■ Instructions to follow:
In the records that follow, find each line with "icon" and pull it out.

[Interface dataset entries]
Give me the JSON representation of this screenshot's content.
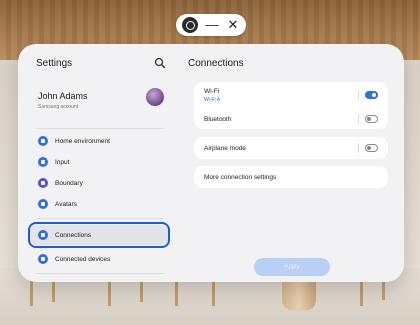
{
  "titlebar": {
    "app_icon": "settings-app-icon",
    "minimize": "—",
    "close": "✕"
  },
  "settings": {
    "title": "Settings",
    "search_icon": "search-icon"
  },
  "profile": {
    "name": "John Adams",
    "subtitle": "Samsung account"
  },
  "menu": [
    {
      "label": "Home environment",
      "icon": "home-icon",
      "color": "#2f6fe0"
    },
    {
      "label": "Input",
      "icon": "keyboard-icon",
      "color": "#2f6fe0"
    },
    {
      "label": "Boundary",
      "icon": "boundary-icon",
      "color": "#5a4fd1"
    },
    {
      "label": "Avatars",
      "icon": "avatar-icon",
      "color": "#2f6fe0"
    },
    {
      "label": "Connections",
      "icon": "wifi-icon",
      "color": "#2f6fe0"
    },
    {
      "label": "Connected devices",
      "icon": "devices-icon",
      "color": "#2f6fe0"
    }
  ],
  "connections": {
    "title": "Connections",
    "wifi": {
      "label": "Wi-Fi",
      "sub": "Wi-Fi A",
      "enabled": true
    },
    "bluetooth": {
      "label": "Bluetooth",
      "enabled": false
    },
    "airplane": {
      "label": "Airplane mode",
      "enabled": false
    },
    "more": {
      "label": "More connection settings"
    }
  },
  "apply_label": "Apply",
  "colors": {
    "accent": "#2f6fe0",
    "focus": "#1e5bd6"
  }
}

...

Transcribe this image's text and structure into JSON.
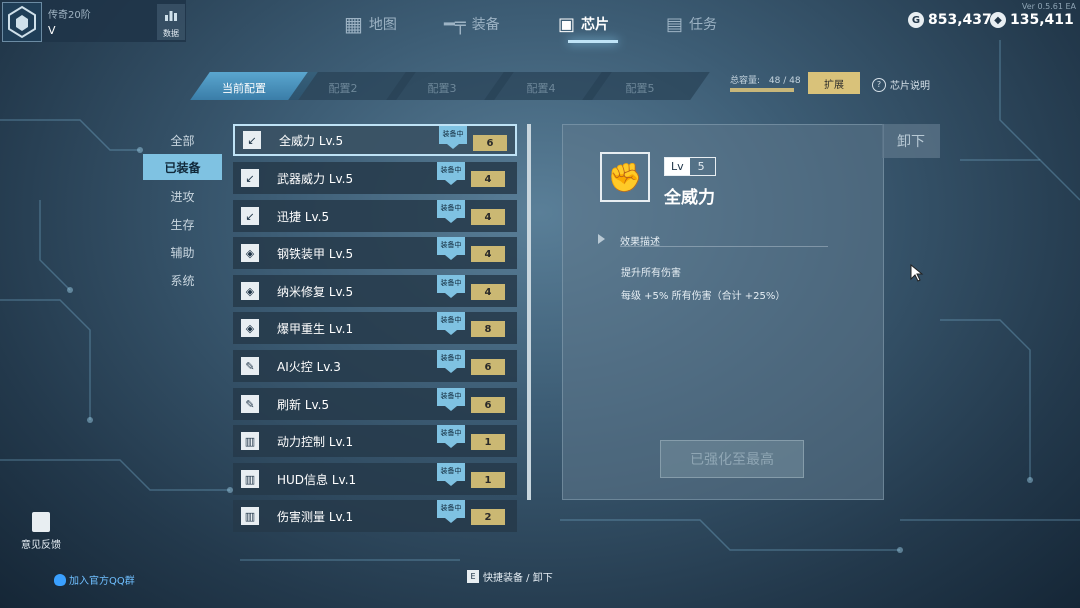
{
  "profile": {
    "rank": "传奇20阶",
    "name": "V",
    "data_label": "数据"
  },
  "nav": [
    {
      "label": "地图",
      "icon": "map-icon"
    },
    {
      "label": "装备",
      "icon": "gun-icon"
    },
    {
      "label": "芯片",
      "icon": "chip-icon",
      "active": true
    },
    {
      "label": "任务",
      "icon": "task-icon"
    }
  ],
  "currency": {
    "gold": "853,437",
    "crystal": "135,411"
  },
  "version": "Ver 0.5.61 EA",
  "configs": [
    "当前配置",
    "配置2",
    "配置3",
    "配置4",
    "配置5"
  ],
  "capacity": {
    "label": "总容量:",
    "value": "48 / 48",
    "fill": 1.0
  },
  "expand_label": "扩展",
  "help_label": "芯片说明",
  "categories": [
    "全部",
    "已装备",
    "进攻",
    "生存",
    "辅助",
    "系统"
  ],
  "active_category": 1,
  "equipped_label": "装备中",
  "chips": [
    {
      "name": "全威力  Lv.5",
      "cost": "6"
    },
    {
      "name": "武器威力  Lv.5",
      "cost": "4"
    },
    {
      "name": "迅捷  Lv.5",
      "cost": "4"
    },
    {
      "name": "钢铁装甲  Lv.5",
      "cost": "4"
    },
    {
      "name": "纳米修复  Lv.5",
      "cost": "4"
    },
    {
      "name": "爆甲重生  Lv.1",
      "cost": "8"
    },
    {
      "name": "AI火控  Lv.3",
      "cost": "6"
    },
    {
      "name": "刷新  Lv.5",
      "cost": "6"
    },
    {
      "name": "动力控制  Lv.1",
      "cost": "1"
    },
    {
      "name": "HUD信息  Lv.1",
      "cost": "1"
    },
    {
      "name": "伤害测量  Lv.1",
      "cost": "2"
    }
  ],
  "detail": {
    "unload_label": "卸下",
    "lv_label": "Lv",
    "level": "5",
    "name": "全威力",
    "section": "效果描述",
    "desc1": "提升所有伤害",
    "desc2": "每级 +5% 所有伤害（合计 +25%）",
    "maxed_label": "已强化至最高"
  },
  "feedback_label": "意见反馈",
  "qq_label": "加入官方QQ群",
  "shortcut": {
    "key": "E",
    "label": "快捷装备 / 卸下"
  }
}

■ Result:
    "app_icon": "settings-app-icon",
    "search_icon": "search-icon"
      "icon": "home-icon",
      "icon": "keyboard-icon",
      "icon": "boundary-icon",
      "icon": "avatar-icon",
      "icon": "wifi-icon",
      "icon": "devices-icon",
      "icon": "map-icon"
      "icon": "gun-icon"
      "icon": "chip-icon",
      "icon": "task-icon"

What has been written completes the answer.